▶ REQUIRED WORK
Retype all entries exactly, skipping pictures.

(Web page and app entries)
*** Block opens ***

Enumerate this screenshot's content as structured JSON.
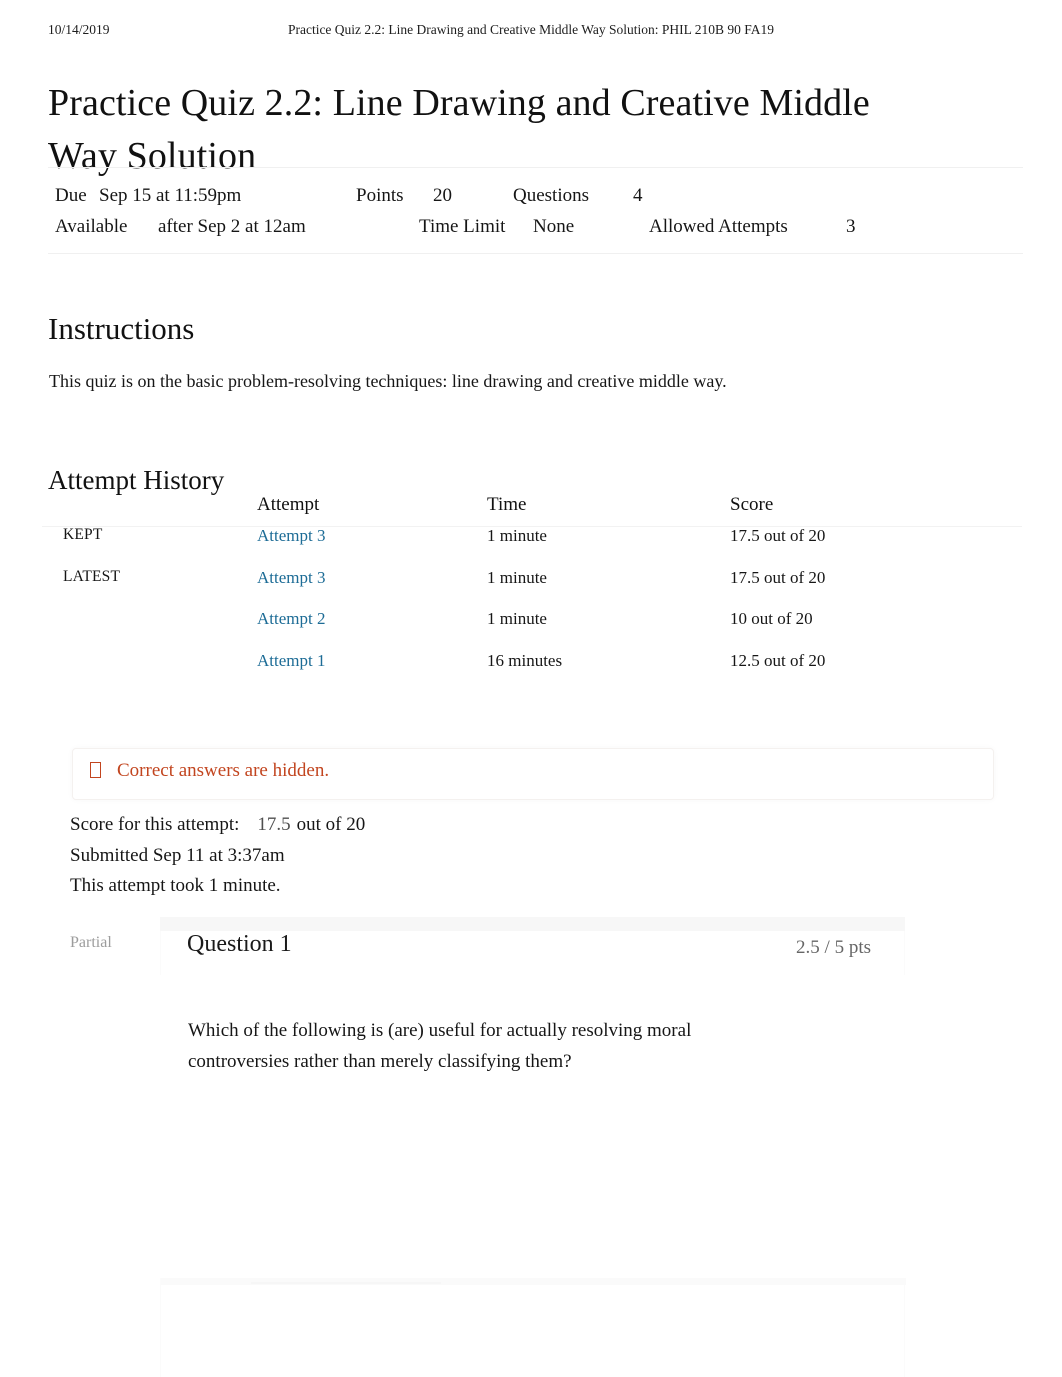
{
  "print_header": {
    "date": "10/14/2019",
    "title": "Practice Quiz 2.2: Line Drawing and Creative Middle Way Solution: PHIL 210B 90 FA19"
  },
  "quiz": {
    "title": "Practice Quiz 2.2: Line Drawing and Creative Middle Way Solution"
  },
  "meta": {
    "due_label": "Due",
    "due_value": "Sep 15 at 11:59pm",
    "points_label": "Points",
    "points_value": "20",
    "questions_label": "Questions",
    "questions_value": "4",
    "available_label": "Available",
    "available_value": "after Sep 2 at 12am",
    "time_limit_label": "Time Limit",
    "time_limit_value": "None",
    "allowed_attempts_label": "Allowed Attempts",
    "allowed_attempts_value": "3"
  },
  "instructions": {
    "heading": "Instructions",
    "body": "This quiz is on the basic problem-resolving techniques: line drawing and creative middle way."
  },
  "attempt_history": {
    "heading": "Attempt History",
    "columns": {
      "flag": "",
      "attempt": "Attempt",
      "time": "Time",
      "score": "Score"
    },
    "rows": [
      {
        "flag": "KEPT",
        "attempt": "Attempt 3",
        "time": "1 minute",
        "score": "17.5 out of 20"
      },
      {
        "flag": "LATEST",
        "attempt": "Attempt 3",
        "time": "1 minute",
        "score": "17.5 out of 20"
      },
      {
        "flag": "",
        "attempt": "Attempt 2",
        "time": "1 minute",
        "score": "10 out of 20"
      },
      {
        "flag": "",
        "attempt": "Attempt 1",
        "time": "16 minutes",
        "score": "12.5 out of 20"
      }
    ]
  },
  "notice": {
    "icon": "warning-box-icon",
    "text": "Correct answers are hidden."
  },
  "attempt_summary": {
    "score_label": "Score for this attempt:",
    "score_value": "17.5",
    "score_suffix": "out of 20",
    "submitted": "Submitted Sep 11 at 3:37am",
    "duration": "This attempt took 1 minute."
  },
  "question": {
    "status": "Partial",
    "title": "Question 1",
    "points": "2.5 / 5 pts",
    "text": "Which of the following is (are) useful for actually resolving moral controversies rather than merely classifying them?"
  },
  "colors": {
    "link": "#1d6c96",
    "notice": "#c2451f",
    "muted": "#9c9c9c",
    "text": "#161616"
  }
}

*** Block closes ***

▶ WORKED SOLUTION
Enumerate this screenshot's content as structured JSON.
{
  "print_header": {
    "date": "10/14/2019",
    "title": "Practice Quiz 2.2: Line Drawing and Creative Middle Way Solution: PHIL 210B 90 FA19"
  },
  "quiz": {
    "title": "Practice Quiz 2.2: Line Drawing and Creative Middle Way Solution"
  },
  "meta": {
    "due_label": "Due",
    "due_value": "Sep 15 at 11:59pm",
    "points_label": "Points",
    "points_value": "20",
    "questions_label": "Questions",
    "questions_value": "4",
    "available_label": "Available",
    "available_value": "after Sep 2 at 12am",
    "time_limit_label": "Time Limit",
    "time_limit_value": "None",
    "allowed_attempts_label": "Allowed Attempts",
    "allowed_attempts_value": "3"
  },
  "instructions": {
    "heading": "Instructions",
    "body": "This quiz is on the basic problem-resolving techniques: line drawing and creative middle way."
  },
  "attempt_history": {
    "heading": "Attempt History",
    "columns": {
      "flag": "",
      "attempt": "Attempt",
      "time": "Time",
      "score": "Score"
    },
    "rows": [
      {
        "flag": "KEPT",
        "attempt": "Attempt 3",
        "time": "1 minute",
        "score": "17.5 out of 20"
      },
      {
        "flag": "LATEST",
        "attempt": "Attempt 3",
        "time": "1 minute",
        "score": "17.5 out of 20"
      },
      {
        "flag": "",
        "attempt": "Attempt 2",
        "time": "1 minute",
        "score": "10 out of 20"
      },
      {
        "flag": "",
        "attempt": "Attempt 1",
        "time": "16 minutes",
        "score": "12.5 out of 20"
      }
    ]
  },
  "notice": {
    "icon": "warning-box-icon",
    "text": "Correct answers are hidden."
  },
  "attempt_summary": {
    "score_label": "Score for this attempt:",
    "score_value": "17.5",
    "score_suffix": "out of 20",
    "submitted": "Submitted Sep 11 at 3:37am",
    "duration": "This attempt took 1 minute."
  },
  "question": {
    "status": "Partial",
    "title": "Question 1",
    "points": "2.5 / 5 pts",
    "text": "Which of the following is (are) useful for actually resolving moral controversies rather than merely classifying them?"
  },
  "colors": {
    "link": "#1d6c96",
    "notice": "#c2451f",
    "muted": "#9c9c9c",
    "text": "#161616"
  }
}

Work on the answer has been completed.